We also need to make this change to the function:
function toggle(event) event.target.switchit.isVisible = not event.target.switchit.isVisible end
Now when the toggle function is called it will grab whatever is in the switchit property of the object that was tapped and toggle it.
Let’s put it all together with two switches and two light bulbs — but both switches will use the same toggle function:
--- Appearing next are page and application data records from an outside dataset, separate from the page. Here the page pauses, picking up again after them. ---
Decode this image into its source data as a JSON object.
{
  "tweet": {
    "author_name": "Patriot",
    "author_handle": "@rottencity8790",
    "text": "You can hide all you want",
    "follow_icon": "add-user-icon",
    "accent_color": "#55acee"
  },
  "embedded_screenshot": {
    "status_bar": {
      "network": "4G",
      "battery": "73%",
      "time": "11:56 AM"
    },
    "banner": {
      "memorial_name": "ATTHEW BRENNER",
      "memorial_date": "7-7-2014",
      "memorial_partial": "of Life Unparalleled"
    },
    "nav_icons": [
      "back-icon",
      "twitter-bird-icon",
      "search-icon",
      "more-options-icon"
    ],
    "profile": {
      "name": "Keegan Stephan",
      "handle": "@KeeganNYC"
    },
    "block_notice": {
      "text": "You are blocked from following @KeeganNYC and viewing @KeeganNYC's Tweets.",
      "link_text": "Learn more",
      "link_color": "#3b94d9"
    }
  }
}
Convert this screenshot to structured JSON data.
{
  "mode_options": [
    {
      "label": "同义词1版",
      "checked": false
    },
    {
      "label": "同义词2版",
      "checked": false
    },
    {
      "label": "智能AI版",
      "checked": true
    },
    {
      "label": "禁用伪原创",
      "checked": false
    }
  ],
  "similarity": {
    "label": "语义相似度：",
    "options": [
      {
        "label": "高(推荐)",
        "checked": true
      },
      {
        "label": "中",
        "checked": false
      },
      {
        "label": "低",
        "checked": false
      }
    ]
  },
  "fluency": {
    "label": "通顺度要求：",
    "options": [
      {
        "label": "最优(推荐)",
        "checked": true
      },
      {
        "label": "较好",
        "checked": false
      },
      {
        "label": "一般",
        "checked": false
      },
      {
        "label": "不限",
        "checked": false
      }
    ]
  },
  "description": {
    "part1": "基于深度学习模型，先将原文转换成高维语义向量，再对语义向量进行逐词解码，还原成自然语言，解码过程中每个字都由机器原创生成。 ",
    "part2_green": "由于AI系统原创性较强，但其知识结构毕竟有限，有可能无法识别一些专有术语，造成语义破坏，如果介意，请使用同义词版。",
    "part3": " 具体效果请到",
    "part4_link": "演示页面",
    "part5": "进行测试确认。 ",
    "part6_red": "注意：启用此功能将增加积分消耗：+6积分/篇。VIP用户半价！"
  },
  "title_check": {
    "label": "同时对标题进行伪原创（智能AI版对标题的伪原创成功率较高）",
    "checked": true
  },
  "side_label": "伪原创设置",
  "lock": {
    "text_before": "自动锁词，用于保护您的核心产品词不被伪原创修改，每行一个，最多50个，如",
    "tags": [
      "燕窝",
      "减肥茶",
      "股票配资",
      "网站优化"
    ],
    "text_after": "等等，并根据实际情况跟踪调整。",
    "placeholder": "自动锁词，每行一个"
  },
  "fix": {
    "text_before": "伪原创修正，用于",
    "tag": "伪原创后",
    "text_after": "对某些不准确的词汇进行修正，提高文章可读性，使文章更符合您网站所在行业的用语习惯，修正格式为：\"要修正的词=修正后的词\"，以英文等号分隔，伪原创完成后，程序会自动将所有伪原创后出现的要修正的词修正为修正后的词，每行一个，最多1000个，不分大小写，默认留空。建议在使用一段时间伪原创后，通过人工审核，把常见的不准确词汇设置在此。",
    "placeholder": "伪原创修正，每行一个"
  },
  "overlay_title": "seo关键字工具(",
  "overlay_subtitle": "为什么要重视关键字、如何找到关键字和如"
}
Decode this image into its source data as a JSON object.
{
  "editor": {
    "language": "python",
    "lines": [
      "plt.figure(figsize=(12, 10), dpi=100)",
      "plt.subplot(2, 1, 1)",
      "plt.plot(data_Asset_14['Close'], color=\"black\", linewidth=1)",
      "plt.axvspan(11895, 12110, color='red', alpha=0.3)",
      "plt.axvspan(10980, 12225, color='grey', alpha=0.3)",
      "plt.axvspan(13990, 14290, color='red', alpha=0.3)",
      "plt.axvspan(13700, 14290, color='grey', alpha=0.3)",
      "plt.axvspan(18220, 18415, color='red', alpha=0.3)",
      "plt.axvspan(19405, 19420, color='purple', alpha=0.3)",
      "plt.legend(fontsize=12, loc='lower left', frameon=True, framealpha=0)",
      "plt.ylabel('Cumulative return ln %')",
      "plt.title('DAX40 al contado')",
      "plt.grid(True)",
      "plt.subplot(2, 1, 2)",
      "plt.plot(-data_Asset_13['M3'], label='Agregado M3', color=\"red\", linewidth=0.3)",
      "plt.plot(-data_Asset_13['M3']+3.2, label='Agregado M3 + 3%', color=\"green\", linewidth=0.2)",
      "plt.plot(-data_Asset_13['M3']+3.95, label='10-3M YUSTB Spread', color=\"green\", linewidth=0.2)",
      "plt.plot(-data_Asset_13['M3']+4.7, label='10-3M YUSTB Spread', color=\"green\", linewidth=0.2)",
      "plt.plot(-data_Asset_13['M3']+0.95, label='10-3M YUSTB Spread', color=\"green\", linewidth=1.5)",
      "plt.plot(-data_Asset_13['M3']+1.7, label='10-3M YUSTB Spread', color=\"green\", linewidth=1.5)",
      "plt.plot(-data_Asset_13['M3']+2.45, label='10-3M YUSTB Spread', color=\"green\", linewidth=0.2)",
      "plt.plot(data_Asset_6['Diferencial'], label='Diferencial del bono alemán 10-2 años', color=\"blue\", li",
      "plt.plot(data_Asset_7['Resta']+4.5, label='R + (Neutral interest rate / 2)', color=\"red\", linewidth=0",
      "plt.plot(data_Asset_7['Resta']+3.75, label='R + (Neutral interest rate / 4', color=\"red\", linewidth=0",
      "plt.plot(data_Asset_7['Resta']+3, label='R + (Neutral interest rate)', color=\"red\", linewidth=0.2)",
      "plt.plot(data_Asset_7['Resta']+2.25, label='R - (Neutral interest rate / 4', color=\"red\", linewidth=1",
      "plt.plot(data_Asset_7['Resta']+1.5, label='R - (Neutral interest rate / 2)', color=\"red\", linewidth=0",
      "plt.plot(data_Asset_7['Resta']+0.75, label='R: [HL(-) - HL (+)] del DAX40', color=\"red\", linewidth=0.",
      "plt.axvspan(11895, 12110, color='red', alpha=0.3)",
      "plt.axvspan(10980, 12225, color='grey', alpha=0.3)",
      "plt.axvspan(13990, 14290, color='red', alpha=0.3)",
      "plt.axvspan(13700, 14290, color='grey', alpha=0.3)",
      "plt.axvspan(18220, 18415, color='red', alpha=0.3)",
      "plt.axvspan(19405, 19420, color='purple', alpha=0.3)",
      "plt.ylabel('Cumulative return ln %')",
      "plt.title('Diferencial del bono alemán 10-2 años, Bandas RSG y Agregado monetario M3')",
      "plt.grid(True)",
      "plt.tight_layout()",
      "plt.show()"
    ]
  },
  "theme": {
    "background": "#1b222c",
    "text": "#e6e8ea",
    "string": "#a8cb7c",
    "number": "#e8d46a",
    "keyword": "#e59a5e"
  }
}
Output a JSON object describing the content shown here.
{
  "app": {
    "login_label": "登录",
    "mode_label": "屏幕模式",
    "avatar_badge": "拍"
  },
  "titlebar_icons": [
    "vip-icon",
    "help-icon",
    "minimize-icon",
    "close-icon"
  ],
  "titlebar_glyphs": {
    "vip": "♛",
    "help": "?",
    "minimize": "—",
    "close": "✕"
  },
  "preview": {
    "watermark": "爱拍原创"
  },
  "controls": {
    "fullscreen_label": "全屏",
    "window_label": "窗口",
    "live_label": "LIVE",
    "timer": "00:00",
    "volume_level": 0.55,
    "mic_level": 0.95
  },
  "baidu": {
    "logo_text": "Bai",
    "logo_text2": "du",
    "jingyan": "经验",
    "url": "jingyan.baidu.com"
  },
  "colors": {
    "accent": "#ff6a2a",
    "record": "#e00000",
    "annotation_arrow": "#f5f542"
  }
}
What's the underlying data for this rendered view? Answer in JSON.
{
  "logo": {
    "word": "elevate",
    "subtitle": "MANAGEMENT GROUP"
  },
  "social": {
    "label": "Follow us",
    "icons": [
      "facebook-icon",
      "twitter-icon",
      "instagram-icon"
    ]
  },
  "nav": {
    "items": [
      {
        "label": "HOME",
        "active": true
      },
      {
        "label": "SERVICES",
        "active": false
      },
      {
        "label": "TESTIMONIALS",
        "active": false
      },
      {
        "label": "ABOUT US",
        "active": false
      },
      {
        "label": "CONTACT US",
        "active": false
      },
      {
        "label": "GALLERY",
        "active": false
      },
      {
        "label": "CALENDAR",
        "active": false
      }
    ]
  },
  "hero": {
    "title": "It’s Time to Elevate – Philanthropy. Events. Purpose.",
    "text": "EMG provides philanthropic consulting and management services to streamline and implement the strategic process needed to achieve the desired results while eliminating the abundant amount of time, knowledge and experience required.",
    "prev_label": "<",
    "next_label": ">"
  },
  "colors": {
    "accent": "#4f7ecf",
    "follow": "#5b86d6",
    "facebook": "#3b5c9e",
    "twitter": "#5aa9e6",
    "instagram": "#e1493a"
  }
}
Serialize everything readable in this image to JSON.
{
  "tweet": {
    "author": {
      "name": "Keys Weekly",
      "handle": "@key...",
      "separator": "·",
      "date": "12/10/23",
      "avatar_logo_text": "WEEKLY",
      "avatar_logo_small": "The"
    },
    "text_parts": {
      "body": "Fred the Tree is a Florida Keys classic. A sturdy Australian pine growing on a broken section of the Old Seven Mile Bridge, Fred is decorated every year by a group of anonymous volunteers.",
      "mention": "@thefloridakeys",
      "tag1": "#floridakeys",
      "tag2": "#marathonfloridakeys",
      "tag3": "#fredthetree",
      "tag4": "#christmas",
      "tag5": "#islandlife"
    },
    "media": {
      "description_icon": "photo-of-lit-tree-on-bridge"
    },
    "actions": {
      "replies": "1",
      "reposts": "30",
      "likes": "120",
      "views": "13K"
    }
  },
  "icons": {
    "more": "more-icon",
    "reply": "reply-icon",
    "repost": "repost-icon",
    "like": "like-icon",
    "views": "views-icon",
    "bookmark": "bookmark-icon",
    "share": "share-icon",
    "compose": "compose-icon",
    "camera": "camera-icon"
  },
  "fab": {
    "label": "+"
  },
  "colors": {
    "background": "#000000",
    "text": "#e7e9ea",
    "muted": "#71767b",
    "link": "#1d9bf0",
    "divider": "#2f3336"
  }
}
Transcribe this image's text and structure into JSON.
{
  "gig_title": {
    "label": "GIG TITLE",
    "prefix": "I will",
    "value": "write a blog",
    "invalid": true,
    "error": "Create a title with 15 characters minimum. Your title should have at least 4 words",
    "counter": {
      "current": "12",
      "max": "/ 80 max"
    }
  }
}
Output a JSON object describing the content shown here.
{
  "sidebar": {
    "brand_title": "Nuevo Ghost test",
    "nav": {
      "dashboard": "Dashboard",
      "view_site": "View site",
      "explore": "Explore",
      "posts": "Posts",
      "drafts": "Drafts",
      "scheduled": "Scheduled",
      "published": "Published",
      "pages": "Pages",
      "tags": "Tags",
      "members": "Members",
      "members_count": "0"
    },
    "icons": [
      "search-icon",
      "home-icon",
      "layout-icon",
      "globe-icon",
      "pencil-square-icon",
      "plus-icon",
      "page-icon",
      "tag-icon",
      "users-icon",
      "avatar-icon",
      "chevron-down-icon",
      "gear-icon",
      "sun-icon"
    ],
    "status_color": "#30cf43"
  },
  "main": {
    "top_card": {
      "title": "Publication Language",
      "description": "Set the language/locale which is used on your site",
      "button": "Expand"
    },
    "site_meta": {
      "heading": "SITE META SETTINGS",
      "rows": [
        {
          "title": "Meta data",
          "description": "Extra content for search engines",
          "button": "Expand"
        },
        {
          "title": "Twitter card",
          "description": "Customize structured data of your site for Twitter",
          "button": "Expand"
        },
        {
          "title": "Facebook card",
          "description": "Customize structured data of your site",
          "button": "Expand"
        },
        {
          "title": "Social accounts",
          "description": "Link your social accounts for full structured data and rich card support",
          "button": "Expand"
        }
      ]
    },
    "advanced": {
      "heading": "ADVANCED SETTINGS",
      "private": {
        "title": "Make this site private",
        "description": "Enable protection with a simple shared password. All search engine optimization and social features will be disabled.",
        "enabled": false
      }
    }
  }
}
--Based on SIMPLE LUA SWITCH FUNCTION by Nexus Game Studio (09/30/11) W = display.contentWidth; H = display.contentHeight --Displays a yellow circle above the button. This is a light. local light1 = display.newCircle (50,50,50) light1:setFillColor(255,255,0) light1.x = W / 2 - 50; light1.y = H / 4 light1.isVisible = false --if you want it to be on initially, delete this line local light2 = display.newCircle (50,50,50) light2:setFillColor(255,255,0) light2.x = W / 2 + 50; light2.y = H / 4 light2.isVisible = true --Tap function that detects when the user has touched the red switch. local function toggle(event) event.target.switchit.isVisible = not event.target.switchit.isVisible end --Displays a red square in the center of the screen. This is a light switch. local button1 = display.newRect (50,50,50,50) button1:setFillColor(255,0,0) button1.x = W / 2 - 50; button1.y = H / 2 button1.switchit = light1 button1:addEventListener( 'tap', toggle) local button2 = display.newRect (50,50,50,50) button2:setFillColor(255,0,255) button2.x = W / 2 + 50; button2.y = H / 2 button2.switchit = light2 button2:addEventListener( 'tap', toggle)
Run that code and click the red and purple switches — the lights above each will toggle on and off.
Two things to take away from this.
1. If at all possible, try to make your code work for multiple uses with few (if any) changes. But honestly, sometimes just getting the code done takes precedence over “cleverness” so keep that in mind.
2. Determine whether readability or conciseness is more important. If you’re programming all by yourself, do whatever you want — but if you’re part of a team, it could be that something a little less “optimal” might actually be better just so there’s no confusion about what’s going on.
It’s all a balancing act and while some people will loudly defend one far side or the other, somewhere in the middle is often a good spot for which to aim.
PS – Not sure if “genericity” is a real word, but it should be.